I was interrogated. It was explained to me subsequently that no atrocities took place, that I was not tortured, and that if I ever wanted to see my children again I’d stop making things up. I was not an expert on what was and was not torture, so how could I possibly know whether I’d been tortured or not? As for atrocities, after an earlier embarrassment the Americans had put an end to them by the simple expedient of confiscating all cameras and mobile phones from their troops. Now there were none. I did want to see my children, if my eyes ever recovered, so I stopped lying the truth. I wondered if this was how terrorists were made, but the Americans are very proficient at it and doubtless have many different methods.
As I enter the lift I see that somebody has left a sack of rubbish inside. The contents are spilling onto the floor. I walk around it and press the button for the ground floor. Outside it is a fine Autumn day. A light breeze is stirring the fallen leaves, as breezes will. On the pavement there lies a packet of biscuits, doubtless it has fallen from someone’s shopping bag. It has burst open and broken biscuits have been distributed for yards on either side by the feet of passers-by. A middle-aged woman is waiting patiently while her dog finishes fouling the steps of my apartment building. “There are cookies on the sidewalk,” I observe. “Cookies on the sidewalk,” she agrees. “And garbage in the elevator,” I assert. We agree that something should be done about it, although what and by whom we are as yet undecided. She walks off without cleaning up after her dog – it isn’t on the pavement so she doesn’t have to. Quite soon it will be a nice gift for one of my neighbours. “How’s your homecoming faggot?” I call after her, but she is too far away to hear.
I walk towards the street where the car will be parked. I look again at the scrap of paper on which the registration number is written. I memorise the number and burn the paper. I see the car, parked just where I expect it. I wonder whether the motor, as we call it, has been placed under the bonnet or in the boot, but I don’t really care. My job is simply to drive the car to its destination and get away as quickly and unobtrusively as I can. The ‘motor’ will do the rest. I don’t intend to take part in the show, I’m not a Moslem and my rewards are all here on earth. Right now I feel old, but later I will feel young again, at least for a while. Then I’ll have to go again and again and again until eventually my wounds heal or I am caught. I feel nothing any more and neither outcome arouses any emotion.
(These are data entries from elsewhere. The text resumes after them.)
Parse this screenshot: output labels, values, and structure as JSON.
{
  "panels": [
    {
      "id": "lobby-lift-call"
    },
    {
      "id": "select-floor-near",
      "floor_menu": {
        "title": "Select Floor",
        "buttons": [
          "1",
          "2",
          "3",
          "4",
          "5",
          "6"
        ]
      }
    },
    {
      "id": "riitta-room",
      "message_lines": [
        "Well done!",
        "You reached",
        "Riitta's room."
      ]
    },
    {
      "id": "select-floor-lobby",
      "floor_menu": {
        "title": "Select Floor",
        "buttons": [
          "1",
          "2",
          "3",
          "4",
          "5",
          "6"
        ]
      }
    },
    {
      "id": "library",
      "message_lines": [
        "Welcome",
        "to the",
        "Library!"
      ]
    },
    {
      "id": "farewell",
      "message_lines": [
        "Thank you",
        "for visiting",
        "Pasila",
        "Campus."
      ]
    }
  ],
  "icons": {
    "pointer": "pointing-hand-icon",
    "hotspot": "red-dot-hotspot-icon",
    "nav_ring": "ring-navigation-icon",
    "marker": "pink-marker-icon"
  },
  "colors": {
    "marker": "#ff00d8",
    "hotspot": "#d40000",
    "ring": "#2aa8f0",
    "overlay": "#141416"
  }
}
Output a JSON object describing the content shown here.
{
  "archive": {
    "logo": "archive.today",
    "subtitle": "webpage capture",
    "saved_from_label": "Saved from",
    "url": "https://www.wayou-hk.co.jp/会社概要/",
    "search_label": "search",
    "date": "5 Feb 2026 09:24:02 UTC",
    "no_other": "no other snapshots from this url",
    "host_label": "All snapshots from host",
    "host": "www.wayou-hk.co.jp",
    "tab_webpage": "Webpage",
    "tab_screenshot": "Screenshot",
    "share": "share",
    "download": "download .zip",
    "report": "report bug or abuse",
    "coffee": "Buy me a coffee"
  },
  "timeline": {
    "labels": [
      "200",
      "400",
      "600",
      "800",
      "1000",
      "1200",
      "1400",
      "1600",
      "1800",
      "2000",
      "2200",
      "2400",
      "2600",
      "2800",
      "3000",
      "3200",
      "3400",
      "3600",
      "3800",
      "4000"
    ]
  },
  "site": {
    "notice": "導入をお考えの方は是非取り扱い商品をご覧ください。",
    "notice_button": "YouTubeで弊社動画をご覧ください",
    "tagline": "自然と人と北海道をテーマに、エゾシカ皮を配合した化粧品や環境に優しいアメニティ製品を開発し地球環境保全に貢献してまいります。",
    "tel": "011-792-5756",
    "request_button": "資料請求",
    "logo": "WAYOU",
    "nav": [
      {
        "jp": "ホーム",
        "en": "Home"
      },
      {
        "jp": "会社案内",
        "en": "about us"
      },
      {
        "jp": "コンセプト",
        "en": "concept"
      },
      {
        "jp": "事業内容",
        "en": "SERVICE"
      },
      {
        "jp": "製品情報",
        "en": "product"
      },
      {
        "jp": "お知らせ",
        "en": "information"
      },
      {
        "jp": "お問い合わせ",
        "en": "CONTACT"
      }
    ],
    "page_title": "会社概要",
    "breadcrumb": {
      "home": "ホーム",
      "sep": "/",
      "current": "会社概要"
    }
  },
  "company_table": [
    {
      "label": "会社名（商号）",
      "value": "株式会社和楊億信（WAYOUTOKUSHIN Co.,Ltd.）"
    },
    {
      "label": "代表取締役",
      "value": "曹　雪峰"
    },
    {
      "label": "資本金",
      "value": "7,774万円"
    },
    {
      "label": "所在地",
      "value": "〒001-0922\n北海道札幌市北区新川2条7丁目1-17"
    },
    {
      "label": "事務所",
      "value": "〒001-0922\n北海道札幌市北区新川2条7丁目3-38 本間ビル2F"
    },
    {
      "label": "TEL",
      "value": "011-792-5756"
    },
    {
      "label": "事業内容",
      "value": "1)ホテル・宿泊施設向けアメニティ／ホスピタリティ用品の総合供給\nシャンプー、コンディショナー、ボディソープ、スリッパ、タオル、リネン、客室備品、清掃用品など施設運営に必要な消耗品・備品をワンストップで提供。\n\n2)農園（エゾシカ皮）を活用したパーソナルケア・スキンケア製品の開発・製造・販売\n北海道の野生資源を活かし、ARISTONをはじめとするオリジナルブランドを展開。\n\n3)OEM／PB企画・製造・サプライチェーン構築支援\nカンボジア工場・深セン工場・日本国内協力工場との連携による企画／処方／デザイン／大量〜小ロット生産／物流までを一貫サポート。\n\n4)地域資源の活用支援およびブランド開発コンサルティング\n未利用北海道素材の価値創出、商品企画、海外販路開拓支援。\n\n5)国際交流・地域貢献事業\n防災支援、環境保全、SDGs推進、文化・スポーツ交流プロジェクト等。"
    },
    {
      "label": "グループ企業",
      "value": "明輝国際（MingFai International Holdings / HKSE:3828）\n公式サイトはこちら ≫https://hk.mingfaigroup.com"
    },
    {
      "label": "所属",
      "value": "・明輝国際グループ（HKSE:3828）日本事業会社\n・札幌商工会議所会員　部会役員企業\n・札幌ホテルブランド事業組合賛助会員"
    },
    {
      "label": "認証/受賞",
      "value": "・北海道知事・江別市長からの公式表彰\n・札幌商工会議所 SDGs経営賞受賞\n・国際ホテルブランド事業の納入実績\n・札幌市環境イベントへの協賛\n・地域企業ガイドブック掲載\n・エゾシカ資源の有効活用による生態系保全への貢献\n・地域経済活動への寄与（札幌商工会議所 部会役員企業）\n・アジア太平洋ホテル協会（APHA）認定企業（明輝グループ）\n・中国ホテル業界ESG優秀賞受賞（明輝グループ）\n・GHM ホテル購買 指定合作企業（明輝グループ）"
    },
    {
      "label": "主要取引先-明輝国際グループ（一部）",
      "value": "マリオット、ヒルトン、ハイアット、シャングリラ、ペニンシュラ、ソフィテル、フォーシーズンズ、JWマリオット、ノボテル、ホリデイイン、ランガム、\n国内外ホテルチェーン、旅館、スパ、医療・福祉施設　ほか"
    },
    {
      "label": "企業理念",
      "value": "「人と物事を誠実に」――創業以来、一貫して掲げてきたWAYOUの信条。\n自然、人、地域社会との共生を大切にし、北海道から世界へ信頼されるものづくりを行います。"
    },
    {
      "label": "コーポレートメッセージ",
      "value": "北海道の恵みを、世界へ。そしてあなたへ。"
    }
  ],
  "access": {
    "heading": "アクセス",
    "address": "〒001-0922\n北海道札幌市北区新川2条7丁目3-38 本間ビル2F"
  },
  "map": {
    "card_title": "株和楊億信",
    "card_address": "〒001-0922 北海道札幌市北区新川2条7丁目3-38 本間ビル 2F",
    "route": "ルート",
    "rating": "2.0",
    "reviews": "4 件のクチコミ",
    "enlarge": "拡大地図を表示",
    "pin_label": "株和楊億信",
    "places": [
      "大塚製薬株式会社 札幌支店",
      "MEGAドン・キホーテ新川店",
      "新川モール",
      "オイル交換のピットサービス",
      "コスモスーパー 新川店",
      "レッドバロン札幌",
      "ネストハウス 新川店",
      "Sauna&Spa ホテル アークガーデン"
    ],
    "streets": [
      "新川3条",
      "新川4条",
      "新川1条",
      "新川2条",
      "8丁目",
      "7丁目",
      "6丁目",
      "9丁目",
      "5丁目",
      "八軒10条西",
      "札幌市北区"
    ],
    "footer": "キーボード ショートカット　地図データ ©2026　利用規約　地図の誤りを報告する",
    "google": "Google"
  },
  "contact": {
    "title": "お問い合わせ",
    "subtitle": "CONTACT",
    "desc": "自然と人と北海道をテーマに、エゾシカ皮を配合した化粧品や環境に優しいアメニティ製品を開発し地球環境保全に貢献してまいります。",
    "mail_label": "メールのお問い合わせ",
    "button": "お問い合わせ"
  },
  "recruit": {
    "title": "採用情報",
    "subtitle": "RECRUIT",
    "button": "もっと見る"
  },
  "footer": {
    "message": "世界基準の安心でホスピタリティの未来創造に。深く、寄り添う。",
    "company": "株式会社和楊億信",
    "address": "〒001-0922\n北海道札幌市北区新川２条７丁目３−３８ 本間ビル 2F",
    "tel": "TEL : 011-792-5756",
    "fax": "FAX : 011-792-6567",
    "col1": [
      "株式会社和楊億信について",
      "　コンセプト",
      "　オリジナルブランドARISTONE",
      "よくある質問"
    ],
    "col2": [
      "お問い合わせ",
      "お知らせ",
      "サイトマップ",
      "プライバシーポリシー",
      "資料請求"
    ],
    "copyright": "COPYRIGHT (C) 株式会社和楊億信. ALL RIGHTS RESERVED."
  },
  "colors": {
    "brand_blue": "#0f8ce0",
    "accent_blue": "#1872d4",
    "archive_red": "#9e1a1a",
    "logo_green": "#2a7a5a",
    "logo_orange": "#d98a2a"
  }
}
Once I went on holiday to my favourite destination and then everything changed. God bless America!